How they did it
Cintas’ Chicago DCs were certified Gold as a result of diverting more than 90% of its waste stream from landfill and incineration, having a zero-waste policy in place, and meeting the TRUE certification requirements over the past 12 months. The facility services the regional Cintas rental locations and includes large production areas dedicated to shipping and receiving all types of products, including garments for its largest direct sale and rental customers in the hospitality, gaming, healthcare. and airline industries, among others.
TRUE certified spaces are environmentally responsible, more resource efficient, and help turn waste into savings and additional income streams. By closing the loop, they cut greenhouse gases, manage risk, reduce litter and pollution, reinvest resources locally, create jobs, and add more value for their company and community. TRUE also certifies events to improve their sustainability.
More and more companies from varying industries are striving to become zero waste. In February, Perdue Farms‘ harvest operation in Lewiston Woodville, North Carolina, received GreenCircle Zero Waste to Landfill certification. This marks the first time a poultry company has achieved that type of certification in the United States, according to Perdue.
All of the waste materials that leave the Lewiston Woodville facility avoid the landfill via GreenCircle’s acceptable means of diversion, Perdue said. That includes reuse, recycling, and waste-to-energy.
And in January, Vanderbilt University committed to achieving zero waste by 2030. The university anticipates reaching a 90% diversion rate from landfill through a master plan that accelerates current efforts.

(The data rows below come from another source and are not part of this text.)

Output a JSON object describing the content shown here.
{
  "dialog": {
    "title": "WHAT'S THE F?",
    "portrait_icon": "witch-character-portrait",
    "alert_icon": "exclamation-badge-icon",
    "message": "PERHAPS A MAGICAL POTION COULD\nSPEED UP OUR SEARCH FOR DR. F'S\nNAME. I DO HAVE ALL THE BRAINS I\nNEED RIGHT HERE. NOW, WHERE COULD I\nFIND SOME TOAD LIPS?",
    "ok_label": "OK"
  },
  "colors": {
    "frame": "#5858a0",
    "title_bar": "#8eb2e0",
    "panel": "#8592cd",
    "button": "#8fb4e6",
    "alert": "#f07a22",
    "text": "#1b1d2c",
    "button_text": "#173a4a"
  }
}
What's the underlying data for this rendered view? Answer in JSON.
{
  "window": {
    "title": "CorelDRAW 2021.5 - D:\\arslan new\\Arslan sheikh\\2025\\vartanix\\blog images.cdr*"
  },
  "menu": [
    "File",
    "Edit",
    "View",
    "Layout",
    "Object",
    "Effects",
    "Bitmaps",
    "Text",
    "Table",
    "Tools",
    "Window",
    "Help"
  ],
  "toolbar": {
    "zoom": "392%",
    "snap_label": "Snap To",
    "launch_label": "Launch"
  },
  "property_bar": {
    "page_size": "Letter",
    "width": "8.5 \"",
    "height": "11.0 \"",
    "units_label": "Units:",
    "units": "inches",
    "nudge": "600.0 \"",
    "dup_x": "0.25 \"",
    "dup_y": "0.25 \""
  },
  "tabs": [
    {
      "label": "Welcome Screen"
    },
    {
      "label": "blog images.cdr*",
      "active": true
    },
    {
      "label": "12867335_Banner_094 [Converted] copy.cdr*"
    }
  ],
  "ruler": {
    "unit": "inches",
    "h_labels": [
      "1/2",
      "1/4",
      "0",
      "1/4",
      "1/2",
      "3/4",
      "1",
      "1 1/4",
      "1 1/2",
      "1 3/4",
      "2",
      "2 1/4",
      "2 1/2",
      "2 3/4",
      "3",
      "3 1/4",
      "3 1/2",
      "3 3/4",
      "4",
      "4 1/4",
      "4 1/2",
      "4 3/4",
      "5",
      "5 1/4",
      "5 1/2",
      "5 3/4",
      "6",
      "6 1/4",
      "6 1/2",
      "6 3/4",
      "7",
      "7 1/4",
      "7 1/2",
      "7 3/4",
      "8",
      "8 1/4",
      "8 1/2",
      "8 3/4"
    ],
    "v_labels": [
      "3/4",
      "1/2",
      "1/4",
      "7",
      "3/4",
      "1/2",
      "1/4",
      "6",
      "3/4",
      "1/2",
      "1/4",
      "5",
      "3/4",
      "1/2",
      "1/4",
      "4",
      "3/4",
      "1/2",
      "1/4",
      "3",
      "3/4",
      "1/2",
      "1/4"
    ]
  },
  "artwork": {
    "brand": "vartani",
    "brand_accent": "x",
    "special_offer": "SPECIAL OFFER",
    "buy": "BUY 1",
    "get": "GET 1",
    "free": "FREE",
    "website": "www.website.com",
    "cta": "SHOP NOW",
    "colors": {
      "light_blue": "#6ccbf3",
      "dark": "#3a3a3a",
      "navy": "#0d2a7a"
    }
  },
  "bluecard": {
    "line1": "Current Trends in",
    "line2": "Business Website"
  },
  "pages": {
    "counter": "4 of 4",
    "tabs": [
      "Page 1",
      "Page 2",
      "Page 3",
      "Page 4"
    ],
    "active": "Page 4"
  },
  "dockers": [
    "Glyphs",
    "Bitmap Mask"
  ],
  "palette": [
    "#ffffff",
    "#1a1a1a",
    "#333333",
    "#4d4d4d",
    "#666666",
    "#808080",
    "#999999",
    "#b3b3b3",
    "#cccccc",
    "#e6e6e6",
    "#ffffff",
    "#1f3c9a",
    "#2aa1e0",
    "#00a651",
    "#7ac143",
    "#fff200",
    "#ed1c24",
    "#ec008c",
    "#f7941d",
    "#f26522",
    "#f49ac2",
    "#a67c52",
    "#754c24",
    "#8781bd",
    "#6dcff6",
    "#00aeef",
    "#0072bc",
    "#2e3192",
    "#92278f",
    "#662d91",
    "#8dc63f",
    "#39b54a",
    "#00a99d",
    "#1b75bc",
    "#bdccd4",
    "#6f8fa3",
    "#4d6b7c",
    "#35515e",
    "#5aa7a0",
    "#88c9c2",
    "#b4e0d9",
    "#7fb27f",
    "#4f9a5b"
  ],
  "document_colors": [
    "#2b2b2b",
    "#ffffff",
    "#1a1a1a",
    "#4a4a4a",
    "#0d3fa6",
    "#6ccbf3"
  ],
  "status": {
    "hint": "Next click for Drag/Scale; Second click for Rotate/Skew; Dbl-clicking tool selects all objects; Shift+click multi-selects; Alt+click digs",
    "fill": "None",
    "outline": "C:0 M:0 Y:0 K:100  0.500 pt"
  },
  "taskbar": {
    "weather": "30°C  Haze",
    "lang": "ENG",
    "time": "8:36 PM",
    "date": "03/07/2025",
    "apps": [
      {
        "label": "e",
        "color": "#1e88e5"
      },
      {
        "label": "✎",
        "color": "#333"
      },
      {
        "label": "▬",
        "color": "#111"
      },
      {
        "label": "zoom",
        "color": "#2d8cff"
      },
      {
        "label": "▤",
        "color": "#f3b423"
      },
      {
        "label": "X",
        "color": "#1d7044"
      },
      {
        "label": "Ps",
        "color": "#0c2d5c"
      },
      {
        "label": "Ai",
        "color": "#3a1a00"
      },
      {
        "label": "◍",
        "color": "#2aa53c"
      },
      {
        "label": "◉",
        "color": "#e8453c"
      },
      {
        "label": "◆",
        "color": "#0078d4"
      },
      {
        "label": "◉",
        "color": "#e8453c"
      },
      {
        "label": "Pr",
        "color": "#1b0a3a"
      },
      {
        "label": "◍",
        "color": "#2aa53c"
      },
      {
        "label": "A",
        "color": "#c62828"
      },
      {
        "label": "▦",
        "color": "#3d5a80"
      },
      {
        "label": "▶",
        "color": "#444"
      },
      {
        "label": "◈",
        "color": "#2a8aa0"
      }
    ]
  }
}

Vanderbilt reports having already reached a 47% diversion rate. According to the university’s Zero Waste Master Plan published in January 2019, the school’s per capita annual waste generation in 2018, including landfill trash and recycling — and excluding construction and demolition waste — was 660 pounds or 1.8 pounds per day. Vanderbilt noted that this was substantially lower than the national average of 4.5 pounds per day per person.